§ Task to complete: Reproduce the data below word for word.

**** Material for this exercise

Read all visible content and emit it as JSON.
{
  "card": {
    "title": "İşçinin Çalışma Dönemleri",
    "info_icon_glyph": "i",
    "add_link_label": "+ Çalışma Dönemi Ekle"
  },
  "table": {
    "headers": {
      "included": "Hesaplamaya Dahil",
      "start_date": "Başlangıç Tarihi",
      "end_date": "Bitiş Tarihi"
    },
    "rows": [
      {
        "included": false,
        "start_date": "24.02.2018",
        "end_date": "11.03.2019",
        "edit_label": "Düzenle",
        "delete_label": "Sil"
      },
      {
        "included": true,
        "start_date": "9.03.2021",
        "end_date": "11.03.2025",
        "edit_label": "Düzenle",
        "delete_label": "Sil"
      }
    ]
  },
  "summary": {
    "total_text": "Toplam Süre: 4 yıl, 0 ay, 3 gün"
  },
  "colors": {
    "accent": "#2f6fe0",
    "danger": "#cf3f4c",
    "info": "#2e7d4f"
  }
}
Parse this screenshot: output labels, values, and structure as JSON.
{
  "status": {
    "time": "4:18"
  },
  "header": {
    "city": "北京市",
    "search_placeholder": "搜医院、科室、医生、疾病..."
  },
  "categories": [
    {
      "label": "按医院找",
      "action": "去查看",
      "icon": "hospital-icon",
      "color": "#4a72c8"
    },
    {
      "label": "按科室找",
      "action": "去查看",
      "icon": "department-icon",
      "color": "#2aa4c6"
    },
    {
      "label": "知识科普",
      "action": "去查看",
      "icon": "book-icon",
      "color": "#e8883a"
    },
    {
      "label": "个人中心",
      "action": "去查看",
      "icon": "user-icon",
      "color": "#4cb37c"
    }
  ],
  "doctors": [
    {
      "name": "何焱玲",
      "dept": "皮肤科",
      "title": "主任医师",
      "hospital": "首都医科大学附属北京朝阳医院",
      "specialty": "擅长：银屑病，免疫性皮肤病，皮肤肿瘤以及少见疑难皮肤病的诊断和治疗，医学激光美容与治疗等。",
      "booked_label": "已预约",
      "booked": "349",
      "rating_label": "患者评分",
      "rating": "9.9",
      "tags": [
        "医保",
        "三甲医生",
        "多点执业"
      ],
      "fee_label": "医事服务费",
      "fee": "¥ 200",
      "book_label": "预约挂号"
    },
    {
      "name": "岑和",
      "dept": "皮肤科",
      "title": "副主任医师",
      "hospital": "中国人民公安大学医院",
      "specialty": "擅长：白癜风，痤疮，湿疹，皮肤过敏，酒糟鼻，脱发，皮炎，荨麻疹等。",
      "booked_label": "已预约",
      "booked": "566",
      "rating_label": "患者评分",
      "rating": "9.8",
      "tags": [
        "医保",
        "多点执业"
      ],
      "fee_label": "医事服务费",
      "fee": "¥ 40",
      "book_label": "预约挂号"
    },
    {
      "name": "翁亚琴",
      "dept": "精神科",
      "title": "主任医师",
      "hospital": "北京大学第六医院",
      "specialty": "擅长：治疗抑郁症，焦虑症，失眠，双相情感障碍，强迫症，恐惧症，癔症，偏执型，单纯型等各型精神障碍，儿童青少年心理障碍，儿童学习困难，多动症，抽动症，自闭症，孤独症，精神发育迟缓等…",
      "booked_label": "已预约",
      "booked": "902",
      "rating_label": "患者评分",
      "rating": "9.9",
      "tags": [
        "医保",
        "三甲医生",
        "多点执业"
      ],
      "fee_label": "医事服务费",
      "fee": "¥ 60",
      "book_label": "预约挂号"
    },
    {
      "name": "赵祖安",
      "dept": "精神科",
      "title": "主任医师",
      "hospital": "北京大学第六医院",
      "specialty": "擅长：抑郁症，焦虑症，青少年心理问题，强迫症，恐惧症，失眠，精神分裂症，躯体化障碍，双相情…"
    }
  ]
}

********

§ Response below:
Read all visible content and emit it as JSON.
{
  "card": {
    "title": "İşçinin Çalışma Dönemleri",
    "info_icon_glyph": "i",
    "add_link_label": "+ Çalışma Dönemi Ekle"
  },
  "table": {
    "headers": {
      "included": "Hesaplamaya Dahil",
      "start_date": "Başlangıç Tarihi",
      "end_date": "Bitiş Tarihi"
    },
    "rows": [
      {
        "included": false,
        "start_date": "24.02.2018",
        "end_date": "11.03.2019",
        "edit_label": "Düzenle",
        "delete_label": "Sil"
      },
      {
        "included": true,
        "start_date": "9.03.2021",
        "end_date": "11.03.2025",
        "edit_label": "Düzenle",
        "delete_label": "Sil"
      }
    ]
  },
  "summary": {
    "total_text": "Toplam Süre: 4 yıl, 0 ay, 3 gün"
  },
  "colors": {
    "accent": "#2f6fe0",
    "danger": "#cf3f4c",
    "info": "#2e7d4f"
  }
}
Parse this screenshot: output labels, values, and structure as JSON.
{
  "status": {
    "time": "4:18"
  },
  "header": {
    "city": "北京市",
    "search_placeholder": "搜医院、科室、医生、疾病..."
  },
  "categories": [
    {
      "label": "按医院找",
      "action": "去查看",
      "icon": "hospital-icon",
      "color": "#4a72c8"
    },
    {
      "label": "按科室找",
      "action": "去查看",
      "icon": "department-icon",
      "color": "#2aa4c6"
    },
    {
      "label": "知识科普",
      "action": "去查看",
      "icon": "book-icon",
      "color": "#e8883a"
    },
    {
      "label": "个人中心",
      "action": "去查看",
      "icon": "user-icon",
      "color": "#4cb37c"
    }
  ],
  "doctors": [
    {
      "name": "何焱玲",
      "dept": "皮肤科",
      "title": "主任医师",
      "hospital": "首都医科大学附属北京朝阳医院",
      "specialty": "擅长：银屑病，免疫性皮肤病，皮肤肿瘤以及少见疑难皮肤病的诊断和治疗，医学激光美容与治疗等。",
      "booked_label": "已预约",
      "booked": "349",
      "rating_label": "患者评分",
      "rating": "9.9",
      "tags": [
        "医保",
        "三甲医生",
        "多点执业"
      ],
      "fee_label": "医事服务费",
      "fee": "¥ 200",
      "book_label": "预约挂号"
    },
    {
      "name": "岑和",
      "dept": "皮肤科",
      "title": "副主任医师",
      "hospital": "中国人民公安大学医院",
      "specialty": "擅长：白癜风，痤疮，湿疹，皮肤过敏，酒糟鼻，脱发，皮炎，荨麻疹等。",
      "booked_label": "已预约",
      "booked": "566",
      "rating_label": "患者评分",
      "rating": "9.8",
      "tags": [
        "医保",
        "多点执业"
      ],
      "fee_label": "医事服务费",
      "fee": "¥ 40",
      "book_label": "预约挂号"
    },
    {
      "name": "翁亚琴",
      "dept": "精神科",
      "title": "主任医师",
      "hospital": "北京大学第六医院",
      "specialty": "擅长：治疗抑郁症，焦虑症，失眠，双相情感障碍，强迫症，恐惧症，癔症，偏执型，单纯型等各型精神障碍，儿童青少年心理障碍，儿童学习困难，多动症，抽动症，自闭症，孤独症，精神发育迟缓等…",
      "booked_label": "已预约",
      "booked": "902",
      "rating_label": "患者评分",
      "rating": "9.9",
      "tags": [
        "医保",
        "三甲医生",
        "多点执业"
      ],
      "fee_label": "医事服务费",
      "fee": "¥ 60",
      "book_label": "预约挂号"
    },
    {
      "name": "赵祖安",
      "dept": "精神科",
      "title": "主任医师",
      "hospital": "北京大学第六医院",
      "specialty": "擅长：抑郁症，焦虑症，青少年心理问题，强迫症，恐惧症，失眠，精神分裂症，躯体化障碍，双相情…"
    }
  ]
}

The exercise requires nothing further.